Cups are not for everyone, if you're squeamish you might struggle, if you're not cool with sticking your fingers up there you might struggle and some people might just struggle for anatomical reasons, but, for me, I think they're fantastic and I encourage everyone who is curious to give it a try.
I'm not so sold on cloth pads yet, they're kind of like wearing a nappy because they tend to be really thick, I think I'll just start using the cup overnight instead.

End Period talk! 

The other thing I've done is to switch away from liquid soaps and body washes which come in a plastic container and back into using bar soaps that come in paper slips. I've also switched from using facewash that comes in a plastic bottle to using a bar of tea-tree castile soap and I'm about to switch from using shampoo and conditioner from plastic bottles into using bar shampoo and conditioner, ie. like the ones from Beauty and the Bees:


The only reason I haven't switched yet is because I still have some left that I'm using up.
I'm also trying to buy grocery items that are in glass, cardboard etc. rather than plastic, although for some things it seems impossible. I also try to buy in bulk rather than buying heaps of little containers of things.

So those are some of the ways I'm trying to reduce my own waste footprint. I also pick up rubbish in my street when I see it and I'm trying to find a group to join that cleans up along the beaches, but I haven't had much luck with that. Really I should just go and grab a rubbish bag and some gloves and do it myself.

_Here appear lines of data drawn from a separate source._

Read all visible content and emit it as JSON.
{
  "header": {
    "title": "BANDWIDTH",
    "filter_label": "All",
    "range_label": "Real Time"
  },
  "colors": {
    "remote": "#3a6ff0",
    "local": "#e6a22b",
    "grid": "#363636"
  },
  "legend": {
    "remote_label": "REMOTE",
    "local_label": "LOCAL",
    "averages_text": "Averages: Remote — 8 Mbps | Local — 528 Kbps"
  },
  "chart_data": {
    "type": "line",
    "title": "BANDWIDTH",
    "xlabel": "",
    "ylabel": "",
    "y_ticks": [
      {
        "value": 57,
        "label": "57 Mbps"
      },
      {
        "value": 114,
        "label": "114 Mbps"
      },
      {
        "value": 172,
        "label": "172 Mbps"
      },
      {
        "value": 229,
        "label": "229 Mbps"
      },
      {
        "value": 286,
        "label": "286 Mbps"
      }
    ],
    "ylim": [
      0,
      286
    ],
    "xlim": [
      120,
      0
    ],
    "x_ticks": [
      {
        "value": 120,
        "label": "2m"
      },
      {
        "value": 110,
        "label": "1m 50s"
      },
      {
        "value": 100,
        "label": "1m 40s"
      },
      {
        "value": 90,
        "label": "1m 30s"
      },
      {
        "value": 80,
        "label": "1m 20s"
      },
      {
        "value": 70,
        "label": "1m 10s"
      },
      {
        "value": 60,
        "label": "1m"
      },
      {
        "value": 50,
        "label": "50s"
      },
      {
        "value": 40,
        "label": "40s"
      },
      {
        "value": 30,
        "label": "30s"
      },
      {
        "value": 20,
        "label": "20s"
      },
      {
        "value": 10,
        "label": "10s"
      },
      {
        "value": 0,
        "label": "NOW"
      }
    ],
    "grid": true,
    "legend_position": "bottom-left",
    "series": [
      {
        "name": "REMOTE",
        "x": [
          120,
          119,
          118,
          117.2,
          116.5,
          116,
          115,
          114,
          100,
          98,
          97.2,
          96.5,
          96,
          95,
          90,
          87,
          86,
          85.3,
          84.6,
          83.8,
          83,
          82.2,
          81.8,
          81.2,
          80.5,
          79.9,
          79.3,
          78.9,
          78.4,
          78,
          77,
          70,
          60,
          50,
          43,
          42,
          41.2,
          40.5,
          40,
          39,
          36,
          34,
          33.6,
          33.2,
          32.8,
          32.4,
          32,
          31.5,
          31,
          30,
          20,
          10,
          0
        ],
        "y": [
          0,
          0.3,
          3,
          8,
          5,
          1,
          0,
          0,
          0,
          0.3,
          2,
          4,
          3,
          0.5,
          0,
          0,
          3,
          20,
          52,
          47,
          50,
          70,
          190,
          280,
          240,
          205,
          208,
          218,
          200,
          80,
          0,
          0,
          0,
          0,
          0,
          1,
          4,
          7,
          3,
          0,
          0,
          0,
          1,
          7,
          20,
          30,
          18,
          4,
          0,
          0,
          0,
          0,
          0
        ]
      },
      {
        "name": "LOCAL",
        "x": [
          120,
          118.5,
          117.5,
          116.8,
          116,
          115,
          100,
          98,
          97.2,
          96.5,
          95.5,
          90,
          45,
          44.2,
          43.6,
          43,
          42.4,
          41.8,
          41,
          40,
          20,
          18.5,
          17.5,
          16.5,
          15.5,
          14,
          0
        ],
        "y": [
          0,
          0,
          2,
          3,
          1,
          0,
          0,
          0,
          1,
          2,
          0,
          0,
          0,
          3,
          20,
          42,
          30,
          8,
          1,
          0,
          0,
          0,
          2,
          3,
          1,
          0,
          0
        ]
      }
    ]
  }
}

Although I think we're screwed in the long run, I do think there are things all of us can do every day to reduce our impact on the planet.